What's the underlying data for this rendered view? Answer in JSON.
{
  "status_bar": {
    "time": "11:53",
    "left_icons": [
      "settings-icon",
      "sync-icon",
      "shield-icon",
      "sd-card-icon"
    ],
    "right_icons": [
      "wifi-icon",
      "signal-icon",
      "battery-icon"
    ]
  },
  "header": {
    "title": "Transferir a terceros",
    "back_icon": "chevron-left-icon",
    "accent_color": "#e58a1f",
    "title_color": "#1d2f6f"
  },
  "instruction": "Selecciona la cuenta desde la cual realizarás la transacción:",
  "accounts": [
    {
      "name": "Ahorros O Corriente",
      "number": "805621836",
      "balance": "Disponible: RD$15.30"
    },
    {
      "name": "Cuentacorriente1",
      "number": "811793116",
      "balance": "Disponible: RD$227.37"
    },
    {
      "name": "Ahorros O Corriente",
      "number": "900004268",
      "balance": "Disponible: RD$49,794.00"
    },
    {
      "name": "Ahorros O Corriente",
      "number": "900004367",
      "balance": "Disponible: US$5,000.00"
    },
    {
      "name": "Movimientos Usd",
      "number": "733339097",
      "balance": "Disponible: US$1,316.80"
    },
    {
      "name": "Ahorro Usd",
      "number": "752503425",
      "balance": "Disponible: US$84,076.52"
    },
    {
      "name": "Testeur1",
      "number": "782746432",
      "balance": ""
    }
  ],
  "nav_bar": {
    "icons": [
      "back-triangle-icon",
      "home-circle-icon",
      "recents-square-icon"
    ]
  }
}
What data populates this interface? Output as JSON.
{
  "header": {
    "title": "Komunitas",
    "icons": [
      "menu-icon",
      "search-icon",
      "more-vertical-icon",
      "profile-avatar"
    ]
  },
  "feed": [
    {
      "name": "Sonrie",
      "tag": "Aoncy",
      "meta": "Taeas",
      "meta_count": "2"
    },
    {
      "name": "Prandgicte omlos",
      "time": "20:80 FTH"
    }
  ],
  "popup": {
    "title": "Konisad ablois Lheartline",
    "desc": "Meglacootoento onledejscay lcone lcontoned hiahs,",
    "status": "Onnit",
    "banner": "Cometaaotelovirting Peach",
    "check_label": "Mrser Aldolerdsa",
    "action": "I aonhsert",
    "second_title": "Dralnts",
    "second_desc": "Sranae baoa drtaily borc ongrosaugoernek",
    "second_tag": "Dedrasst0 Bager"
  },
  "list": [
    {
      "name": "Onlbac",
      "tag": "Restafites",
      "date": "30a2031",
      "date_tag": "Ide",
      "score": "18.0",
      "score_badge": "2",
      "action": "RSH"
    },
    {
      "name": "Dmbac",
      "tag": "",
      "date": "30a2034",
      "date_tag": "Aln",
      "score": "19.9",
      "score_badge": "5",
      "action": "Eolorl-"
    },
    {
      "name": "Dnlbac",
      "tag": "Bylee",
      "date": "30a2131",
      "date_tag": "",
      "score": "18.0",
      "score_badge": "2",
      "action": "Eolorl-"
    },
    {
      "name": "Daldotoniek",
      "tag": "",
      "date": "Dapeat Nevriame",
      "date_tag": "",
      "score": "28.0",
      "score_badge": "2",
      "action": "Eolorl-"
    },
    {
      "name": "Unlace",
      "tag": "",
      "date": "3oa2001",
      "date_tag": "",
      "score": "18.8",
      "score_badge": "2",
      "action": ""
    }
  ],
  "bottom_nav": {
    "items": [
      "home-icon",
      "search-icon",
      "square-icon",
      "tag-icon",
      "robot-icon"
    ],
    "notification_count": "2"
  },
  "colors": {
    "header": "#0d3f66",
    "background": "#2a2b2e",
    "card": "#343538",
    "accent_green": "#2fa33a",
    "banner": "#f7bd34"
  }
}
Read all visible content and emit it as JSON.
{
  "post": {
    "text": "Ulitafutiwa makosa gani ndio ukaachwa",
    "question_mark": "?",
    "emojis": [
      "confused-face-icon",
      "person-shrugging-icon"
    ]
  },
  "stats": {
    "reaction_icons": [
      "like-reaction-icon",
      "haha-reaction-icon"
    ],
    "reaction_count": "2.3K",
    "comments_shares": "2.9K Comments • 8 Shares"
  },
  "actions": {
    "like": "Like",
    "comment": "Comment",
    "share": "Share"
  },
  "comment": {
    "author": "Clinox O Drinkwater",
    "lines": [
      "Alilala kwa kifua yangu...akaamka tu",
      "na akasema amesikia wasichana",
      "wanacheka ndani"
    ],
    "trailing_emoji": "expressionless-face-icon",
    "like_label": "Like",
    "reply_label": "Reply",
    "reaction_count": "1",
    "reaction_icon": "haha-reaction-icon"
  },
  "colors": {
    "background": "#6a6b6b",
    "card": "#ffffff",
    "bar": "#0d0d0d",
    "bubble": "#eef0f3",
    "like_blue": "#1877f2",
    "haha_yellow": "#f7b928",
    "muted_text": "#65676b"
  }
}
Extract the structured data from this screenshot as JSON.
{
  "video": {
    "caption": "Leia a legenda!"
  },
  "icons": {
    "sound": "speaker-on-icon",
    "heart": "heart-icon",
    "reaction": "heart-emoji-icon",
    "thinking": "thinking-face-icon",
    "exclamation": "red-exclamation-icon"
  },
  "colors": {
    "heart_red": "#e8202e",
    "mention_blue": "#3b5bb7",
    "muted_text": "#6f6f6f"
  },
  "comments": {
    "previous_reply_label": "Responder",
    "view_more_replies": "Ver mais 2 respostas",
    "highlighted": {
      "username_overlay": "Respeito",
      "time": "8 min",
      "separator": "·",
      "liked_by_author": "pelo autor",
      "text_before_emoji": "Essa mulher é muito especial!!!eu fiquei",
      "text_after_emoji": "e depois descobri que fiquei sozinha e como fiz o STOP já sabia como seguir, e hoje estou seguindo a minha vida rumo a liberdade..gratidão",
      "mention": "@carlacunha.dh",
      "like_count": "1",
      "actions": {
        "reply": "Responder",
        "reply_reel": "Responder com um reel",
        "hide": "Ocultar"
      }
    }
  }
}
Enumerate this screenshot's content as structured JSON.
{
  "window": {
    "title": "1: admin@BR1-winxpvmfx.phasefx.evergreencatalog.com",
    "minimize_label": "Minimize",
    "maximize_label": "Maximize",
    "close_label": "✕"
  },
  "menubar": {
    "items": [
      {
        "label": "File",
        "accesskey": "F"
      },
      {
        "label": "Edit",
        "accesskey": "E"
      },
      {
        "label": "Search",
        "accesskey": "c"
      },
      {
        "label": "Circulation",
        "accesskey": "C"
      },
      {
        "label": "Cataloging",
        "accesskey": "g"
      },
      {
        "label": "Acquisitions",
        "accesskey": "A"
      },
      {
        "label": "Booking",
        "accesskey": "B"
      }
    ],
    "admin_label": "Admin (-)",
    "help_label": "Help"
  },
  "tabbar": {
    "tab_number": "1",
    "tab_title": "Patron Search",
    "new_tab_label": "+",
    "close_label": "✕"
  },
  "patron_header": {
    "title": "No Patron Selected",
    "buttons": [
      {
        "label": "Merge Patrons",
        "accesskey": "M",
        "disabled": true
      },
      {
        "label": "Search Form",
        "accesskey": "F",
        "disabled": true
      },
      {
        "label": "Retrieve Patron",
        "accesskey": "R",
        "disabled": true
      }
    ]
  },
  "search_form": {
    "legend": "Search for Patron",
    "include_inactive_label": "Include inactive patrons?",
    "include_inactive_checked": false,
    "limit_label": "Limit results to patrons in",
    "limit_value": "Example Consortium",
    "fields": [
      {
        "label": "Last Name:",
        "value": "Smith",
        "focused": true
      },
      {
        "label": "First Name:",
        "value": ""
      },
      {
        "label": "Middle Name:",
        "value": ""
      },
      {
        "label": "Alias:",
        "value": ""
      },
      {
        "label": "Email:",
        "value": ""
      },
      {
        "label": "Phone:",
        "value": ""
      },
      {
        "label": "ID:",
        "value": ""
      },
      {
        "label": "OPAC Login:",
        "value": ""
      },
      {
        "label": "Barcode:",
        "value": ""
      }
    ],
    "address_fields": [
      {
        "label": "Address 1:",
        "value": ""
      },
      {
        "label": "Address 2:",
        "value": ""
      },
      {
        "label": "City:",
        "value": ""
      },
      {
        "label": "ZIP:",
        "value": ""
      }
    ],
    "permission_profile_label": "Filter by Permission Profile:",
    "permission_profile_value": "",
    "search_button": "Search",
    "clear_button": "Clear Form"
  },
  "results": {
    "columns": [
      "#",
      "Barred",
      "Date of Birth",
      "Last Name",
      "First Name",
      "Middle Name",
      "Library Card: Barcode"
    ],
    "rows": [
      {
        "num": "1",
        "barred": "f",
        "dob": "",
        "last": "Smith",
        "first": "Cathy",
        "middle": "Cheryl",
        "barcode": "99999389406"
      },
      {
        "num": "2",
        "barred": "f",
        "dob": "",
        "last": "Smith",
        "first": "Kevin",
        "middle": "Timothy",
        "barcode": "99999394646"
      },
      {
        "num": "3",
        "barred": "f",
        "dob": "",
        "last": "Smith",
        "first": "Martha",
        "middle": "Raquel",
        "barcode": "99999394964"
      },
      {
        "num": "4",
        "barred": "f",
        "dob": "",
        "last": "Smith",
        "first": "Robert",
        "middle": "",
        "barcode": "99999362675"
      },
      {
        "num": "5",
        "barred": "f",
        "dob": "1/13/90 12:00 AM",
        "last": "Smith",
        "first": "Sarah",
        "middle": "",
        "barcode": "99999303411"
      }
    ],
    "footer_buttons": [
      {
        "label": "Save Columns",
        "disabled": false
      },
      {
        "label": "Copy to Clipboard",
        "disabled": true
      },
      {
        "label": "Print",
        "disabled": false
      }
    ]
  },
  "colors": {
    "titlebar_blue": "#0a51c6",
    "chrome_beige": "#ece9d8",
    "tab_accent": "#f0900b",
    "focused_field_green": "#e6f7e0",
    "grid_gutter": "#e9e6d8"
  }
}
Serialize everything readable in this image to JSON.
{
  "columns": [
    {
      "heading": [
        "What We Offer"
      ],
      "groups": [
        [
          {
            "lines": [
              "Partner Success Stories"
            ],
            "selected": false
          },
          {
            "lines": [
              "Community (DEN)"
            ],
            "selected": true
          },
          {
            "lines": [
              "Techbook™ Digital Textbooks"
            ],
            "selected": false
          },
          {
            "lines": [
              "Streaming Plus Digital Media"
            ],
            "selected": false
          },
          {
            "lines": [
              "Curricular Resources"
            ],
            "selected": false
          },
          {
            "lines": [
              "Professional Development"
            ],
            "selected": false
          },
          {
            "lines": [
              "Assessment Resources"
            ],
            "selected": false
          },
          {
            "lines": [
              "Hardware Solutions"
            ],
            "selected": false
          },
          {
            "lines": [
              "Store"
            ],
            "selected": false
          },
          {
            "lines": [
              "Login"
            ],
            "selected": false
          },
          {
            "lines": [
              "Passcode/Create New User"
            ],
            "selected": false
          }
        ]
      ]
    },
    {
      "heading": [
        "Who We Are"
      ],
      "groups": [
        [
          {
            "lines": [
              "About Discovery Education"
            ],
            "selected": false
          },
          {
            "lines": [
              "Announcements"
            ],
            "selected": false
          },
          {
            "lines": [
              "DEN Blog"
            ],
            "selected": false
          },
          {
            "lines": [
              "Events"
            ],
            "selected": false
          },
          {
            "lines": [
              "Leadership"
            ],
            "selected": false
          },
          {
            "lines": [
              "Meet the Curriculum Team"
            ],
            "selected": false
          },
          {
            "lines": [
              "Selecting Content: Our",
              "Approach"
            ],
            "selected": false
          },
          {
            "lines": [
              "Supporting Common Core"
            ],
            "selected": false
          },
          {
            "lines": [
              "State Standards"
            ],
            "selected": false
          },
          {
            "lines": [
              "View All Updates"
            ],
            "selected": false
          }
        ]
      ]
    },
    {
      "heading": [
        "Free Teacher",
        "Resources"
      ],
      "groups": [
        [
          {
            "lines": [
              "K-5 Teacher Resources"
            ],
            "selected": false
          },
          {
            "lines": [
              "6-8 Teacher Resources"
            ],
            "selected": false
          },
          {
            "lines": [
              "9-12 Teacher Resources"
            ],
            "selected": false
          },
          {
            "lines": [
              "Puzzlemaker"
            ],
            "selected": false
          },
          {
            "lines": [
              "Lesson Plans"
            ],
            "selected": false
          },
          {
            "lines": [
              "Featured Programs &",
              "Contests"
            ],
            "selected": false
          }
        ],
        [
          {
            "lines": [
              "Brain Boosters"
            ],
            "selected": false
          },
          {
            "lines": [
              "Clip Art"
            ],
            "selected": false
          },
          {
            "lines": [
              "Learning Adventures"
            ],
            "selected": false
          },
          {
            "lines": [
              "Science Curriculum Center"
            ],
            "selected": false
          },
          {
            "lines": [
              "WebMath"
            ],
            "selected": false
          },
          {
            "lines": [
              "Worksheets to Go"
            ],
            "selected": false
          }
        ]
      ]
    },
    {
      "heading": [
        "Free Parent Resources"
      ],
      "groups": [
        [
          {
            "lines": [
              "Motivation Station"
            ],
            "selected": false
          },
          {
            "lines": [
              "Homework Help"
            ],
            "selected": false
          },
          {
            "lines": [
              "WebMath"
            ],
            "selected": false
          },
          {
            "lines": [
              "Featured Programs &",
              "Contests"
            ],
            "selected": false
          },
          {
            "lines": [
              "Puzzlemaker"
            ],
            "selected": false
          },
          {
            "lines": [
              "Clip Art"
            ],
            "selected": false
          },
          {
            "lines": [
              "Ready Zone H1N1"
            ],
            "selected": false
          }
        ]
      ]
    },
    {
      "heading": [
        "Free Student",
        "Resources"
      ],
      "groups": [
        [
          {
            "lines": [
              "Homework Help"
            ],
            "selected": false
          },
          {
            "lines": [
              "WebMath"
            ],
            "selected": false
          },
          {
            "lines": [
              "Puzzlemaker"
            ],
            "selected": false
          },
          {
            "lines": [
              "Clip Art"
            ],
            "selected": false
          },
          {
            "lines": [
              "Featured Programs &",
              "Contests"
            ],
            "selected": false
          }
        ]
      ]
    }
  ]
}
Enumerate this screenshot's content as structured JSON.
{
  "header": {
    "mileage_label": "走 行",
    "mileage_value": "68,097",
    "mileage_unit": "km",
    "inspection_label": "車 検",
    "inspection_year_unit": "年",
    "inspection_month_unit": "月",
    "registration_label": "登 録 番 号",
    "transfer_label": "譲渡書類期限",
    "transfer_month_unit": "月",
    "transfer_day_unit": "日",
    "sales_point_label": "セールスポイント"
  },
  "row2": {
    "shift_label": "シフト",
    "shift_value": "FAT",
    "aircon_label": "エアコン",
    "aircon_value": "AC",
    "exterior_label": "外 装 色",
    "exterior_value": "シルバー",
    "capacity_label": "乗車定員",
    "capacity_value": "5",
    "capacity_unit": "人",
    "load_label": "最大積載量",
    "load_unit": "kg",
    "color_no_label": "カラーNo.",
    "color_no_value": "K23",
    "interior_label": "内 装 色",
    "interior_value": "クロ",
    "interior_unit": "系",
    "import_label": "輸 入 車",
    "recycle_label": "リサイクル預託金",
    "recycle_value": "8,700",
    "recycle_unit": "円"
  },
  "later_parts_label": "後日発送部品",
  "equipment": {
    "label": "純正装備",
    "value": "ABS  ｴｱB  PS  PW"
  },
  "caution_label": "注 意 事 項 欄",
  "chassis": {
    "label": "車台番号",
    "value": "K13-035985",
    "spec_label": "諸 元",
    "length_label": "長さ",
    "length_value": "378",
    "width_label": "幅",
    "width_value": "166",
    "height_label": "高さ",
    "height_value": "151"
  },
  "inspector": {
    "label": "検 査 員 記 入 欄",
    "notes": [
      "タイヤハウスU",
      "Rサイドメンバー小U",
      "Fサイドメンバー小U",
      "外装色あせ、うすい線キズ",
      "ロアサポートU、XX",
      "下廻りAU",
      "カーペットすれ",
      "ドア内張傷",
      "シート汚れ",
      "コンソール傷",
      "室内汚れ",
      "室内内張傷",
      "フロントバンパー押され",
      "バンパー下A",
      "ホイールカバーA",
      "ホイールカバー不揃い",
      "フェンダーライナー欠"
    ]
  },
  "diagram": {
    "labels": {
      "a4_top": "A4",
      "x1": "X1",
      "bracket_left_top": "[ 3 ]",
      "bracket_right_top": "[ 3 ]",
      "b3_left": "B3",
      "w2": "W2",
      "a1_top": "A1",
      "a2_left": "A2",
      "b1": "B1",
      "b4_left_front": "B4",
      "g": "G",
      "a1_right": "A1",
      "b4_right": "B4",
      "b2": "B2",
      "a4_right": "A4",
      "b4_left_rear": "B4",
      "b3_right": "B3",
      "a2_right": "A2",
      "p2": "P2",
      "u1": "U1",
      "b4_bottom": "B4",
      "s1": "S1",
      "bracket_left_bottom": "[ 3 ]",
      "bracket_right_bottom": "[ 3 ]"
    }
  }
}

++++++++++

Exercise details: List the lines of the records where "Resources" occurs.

Exercise result:
              "Curricular Resources"
              "Assessment Resources"
        "Resources"
              "K-5 Teacher Resources"
              "6-8 Teacher Resources"
              "9-12 Teacher Resources"
        "Free Parent Resources"
        "Resources"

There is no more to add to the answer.